■ Input:
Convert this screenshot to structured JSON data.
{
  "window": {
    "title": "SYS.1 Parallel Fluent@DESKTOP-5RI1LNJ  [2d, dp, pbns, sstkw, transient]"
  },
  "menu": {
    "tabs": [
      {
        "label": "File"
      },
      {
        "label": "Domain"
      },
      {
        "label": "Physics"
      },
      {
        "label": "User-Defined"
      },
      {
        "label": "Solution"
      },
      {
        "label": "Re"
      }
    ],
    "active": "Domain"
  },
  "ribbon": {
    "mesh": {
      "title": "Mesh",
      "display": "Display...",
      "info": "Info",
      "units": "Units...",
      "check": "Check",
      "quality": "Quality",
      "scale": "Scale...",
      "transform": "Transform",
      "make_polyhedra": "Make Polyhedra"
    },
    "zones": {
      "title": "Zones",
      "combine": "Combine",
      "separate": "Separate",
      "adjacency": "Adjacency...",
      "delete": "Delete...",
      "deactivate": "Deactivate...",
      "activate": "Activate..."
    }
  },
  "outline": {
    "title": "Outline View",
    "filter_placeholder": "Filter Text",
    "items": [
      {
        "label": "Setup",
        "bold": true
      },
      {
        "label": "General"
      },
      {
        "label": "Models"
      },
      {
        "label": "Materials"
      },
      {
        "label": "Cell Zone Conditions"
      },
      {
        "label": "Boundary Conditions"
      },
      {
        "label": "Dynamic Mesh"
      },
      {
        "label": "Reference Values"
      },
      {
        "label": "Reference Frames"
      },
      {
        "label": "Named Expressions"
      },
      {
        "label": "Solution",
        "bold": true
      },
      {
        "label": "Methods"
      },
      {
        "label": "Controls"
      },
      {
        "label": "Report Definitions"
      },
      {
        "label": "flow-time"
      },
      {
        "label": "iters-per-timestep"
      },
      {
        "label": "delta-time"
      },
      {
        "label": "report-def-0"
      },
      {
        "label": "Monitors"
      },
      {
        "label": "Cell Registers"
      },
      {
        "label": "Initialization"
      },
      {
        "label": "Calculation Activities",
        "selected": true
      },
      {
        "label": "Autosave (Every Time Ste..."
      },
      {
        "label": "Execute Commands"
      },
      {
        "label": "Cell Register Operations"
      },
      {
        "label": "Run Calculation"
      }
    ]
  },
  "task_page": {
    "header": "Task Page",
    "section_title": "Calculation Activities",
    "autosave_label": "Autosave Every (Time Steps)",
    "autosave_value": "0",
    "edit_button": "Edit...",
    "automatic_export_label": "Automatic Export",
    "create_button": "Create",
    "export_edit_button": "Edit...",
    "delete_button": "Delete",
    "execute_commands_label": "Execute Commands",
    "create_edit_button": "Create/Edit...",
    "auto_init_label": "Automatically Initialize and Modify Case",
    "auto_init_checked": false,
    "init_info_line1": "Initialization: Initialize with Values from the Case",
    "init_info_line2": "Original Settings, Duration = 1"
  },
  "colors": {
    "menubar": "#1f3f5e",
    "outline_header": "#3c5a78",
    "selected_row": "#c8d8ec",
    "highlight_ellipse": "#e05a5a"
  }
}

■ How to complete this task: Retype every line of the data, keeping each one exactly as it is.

■ Answer box:
Convert this screenshot to structured JSON data.
{
  "window": {
    "title": "SYS.1 Parallel Fluent@DESKTOP-5RI1LNJ  [2d, dp, pbns, sstkw, transient]"
  },
  "menu": {
    "tabs": [
      {
        "label": "File"
      },
      {
        "label": "Domain"
      },
      {
        "label": "Physics"
      },
      {
        "label": "User-Defined"
      },
      {
        "label": "Solution"
      },
      {
        "label": "Re"
      }
    ],
    "active": "Domain"
  },
  "ribbon": {
    "mesh": {
      "title": "Mesh",
      "display": "Display...",
      "info": "Info",
      "units": "Units...",
      "check": "Check",
      "quality": "Quality",
      "scale": "Scale...",
      "transform": "Transform",
      "make_polyhedra": "Make Polyhedra"
    },
    "zones": {
      "title": "Zones",
      "combine": "Combine",
      "separate": "Separate",
      "adjacency": "Adjacency...",
      "delete": "Delete...",
      "deactivate": "Deactivate...",
      "activate": "Activate..."
    }
  },
  "outline": {
    "title": "Outline View",
    "filter_placeholder": "Filter Text",
    "items": [
      {
        "label": "Setup",
        "bold": true
      },
      {
        "label": "General"
      },
      {
        "label": "Models"
      },
      {
        "label": "Materials"
      },
      {
        "label": "Cell Zone Conditions"
      },
      {
        "label": "Boundary Conditions"
      },
      {
        "label": "Dynamic Mesh"
      },
      {
        "label": "Reference Values"
      },
      {
        "label": "Reference Frames"
      },
      {
        "label": "Named Expressions"
      },
      {
        "label": "Solution",
        "bold": true
      },
      {
        "label": "Methods"
      },
      {
        "label": "Controls"
      },
      {
        "label": "Report Definitions"
      },
      {
        "label": "flow-time"
      },
      {
        "label": "iters-per-timestep"
      },
      {
        "label": "delta-time"
      },
      {
        "label": "report-def-0"
      },
      {
        "label": "Monitors"
      },
      {
        "label": "Cell Registers"
      },
      {
        "label": "Initialization"
      },
      {
        "label": "Calculation Activities",
        "selected": true
      },
      {
        "label": "Autosave (Every Time Ste..."
      },
      {
        "label": "Execute Commands"
      },
      {
        "label": "Cell Register Operations"
      },
      {
        "label": "Run Calculation"
      }
    ]
  },
  "task_page": {
    "header": "Task Page",
    "section_title": "Calculation Activities",
    "autosave_label": "Autosave Every (Time Steps)",
    "autosave_value": "0",
    "edit_button": "Edit...",
    "automatic_export_label": "Automatic Export",
    "create_button": "Create",
    "export_edit_button": "Edit...",
    "delete_button": "Delete",
    "execute_commands_label": "Execute Commands",
    "create_edit_button": "Create/Edit...",
    "auto_init_label": "Automatically Initialize and Modify Case",
    "auto_init_checked": false,
    "init_info_line1": "Initialization: Initialize with Values from the Case",
    "init_info_line2": "Original Settings, Duration = 1"
  },
  "colors": {
    "menubar": "#1f3f5e",
    "outline_header": "#3c5a78",
    "selected_row": "#c8d8ec",
    "highlight_ellipse": "#e05a5a"
  }
}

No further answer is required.